Aquacomputer GPU backplate

A semi-active backplate from Aquacomputer.  A heatpipe leads from the backplate into the terminal where it’s cooled by the passing fluid. 




Aesthetic options for GPU water blocks are as varied as they are for CPU water blocks. On top of all the material options and lighting options there are styling considerations. Each brand has its own style, and with the number of brands out there you’re sure to be able to find a GPU water block that fits the feel of your custom PC.  

One of the most common decisions in the aesthetic side of GPU water blocks are backplates. Depending on how your graphics card is installed, the back side of the main circuit board will be visible and a lot of people don’t like the look. A lot of GPU manufacturers provide a backplate to hide this part of the card and provide a better appearance but installing a water block on your GPU typically requires removal of stock backplates. 

Backplates are made to fit specific water blocks, just as the blocks are made to fit specific cards. Some brands offer multiple options in finish and color, and a couple even offer actively-cooled backplates that help cool the back side of the video card. These come at a premium of course, but they can help control heat where the water block can’t reach. 

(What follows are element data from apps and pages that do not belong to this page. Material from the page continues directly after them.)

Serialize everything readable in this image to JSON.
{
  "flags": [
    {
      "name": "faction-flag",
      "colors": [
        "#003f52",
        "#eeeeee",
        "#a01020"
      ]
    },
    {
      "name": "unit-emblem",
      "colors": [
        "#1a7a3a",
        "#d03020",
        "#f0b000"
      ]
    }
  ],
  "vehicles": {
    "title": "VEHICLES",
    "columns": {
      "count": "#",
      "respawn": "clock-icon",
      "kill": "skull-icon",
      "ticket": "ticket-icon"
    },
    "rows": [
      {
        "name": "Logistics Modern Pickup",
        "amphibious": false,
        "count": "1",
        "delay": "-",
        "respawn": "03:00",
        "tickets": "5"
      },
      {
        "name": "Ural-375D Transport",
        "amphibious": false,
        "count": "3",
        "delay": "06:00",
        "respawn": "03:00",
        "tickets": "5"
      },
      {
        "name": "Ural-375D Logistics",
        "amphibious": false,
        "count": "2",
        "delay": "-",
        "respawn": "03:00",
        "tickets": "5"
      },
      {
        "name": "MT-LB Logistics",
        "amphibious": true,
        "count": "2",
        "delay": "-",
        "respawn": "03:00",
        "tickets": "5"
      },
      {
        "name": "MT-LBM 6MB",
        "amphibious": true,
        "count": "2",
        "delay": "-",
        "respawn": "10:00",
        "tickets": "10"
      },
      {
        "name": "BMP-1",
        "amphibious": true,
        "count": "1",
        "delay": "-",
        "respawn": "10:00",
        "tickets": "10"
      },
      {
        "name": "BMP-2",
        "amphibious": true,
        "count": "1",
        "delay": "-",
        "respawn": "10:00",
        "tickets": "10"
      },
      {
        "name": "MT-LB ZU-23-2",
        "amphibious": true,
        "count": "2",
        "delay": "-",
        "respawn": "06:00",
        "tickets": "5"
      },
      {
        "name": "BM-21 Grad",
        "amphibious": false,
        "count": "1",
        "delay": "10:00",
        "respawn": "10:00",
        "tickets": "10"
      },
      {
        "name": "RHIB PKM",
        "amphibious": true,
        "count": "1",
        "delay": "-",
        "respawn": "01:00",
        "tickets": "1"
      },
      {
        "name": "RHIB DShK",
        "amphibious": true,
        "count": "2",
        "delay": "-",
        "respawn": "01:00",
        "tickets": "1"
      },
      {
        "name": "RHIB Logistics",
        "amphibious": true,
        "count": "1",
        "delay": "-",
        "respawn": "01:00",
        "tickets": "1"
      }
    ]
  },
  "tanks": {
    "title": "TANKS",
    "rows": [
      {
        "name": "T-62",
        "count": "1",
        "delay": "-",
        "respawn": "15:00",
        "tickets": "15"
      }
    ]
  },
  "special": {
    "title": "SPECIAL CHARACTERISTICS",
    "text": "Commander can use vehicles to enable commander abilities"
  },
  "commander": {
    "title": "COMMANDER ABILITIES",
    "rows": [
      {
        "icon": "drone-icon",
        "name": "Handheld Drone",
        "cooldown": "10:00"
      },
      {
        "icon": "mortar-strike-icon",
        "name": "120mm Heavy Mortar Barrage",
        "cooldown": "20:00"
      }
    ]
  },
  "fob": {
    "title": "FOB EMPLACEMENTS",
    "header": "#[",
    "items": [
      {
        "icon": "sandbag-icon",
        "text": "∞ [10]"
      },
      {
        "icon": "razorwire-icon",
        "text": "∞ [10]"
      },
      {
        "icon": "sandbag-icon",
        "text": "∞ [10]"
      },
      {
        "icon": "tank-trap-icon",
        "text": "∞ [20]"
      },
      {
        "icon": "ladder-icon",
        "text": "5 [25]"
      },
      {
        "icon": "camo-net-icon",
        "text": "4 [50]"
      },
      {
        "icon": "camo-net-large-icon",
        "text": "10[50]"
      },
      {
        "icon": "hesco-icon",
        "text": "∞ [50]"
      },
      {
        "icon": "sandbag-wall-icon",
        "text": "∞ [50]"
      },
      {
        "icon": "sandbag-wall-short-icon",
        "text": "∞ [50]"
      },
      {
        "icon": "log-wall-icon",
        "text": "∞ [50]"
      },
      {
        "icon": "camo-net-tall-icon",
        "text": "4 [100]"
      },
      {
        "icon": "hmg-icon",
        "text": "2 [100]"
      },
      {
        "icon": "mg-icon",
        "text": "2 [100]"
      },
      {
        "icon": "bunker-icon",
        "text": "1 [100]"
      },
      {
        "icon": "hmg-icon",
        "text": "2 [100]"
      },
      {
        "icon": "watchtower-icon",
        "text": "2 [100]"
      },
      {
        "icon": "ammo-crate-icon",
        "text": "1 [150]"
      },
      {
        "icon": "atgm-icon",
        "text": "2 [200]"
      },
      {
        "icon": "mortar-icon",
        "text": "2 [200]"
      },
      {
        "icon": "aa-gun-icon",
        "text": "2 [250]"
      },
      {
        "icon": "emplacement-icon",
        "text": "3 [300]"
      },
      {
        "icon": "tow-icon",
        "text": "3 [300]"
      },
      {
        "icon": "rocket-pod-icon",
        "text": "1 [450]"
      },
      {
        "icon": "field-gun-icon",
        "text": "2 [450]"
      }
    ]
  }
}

EK active backplate cooling

EK’s actively cooled backplate has its own waterblock mounted on top of the memory chips on the card, proving backside cooling. 




This factor really needs no explanation. Most of us have to work within a budget, and cost is often what determines the parts we can consider for the other deciding factors. 

Of course, if you find a GPU water block that’s good enough in one of the other factors, budgets can be changed. 


A note on multi-card setups. 

Nvidia’s SLI and AMD’s Crossfire systems allow the use of multiple graphics cards in a single PC.  If you plan to run multiple water-cooled video cards, you’ll need a way to connect them in the water loop. 


Solid Bridges 

Multicard water cooling bridge from Alphacool

A solid bridge from Alphacool.  This example is made for the smallest spacing possible. 


A solid bridge is a single block of material, usually acetal or acrylic, that’s made to mount onto two or more graphics cards in place of the original port terminal.  These are made for specific spacing based on the layout of your motherboard’s PCI-express slots, so be sure to check which slots your cards will be installed in to get the right bridge. 


Adjustable Links

Adjustable-length connector fitting

Bitspower adjustable link fitting.  This example adjusts from 41 to 69mm. 


Adjustable link fittings are used to connect the factory port terminals between two water blocks.  They’re a two-part fitting that offers an adjustment range dependent on their size.  The inner tube of the fitting slides in and out to adjust its length.   

Adjustable link fittings are a better option than solid manifolds if you’re not certain of the distance between your cards or in special situations like mods where the distances are non-standard. 


With the amazing variety of GPU water blocks on the market today, chances are you can find one that fits checks all the boxes and fills that spot in your custom PC perfectly.  If you’re planning your entire custom PC and not simply a water cooling loop for what you already have, purchasing a graphics card with a reference design will make choosing a GPU water block much easier.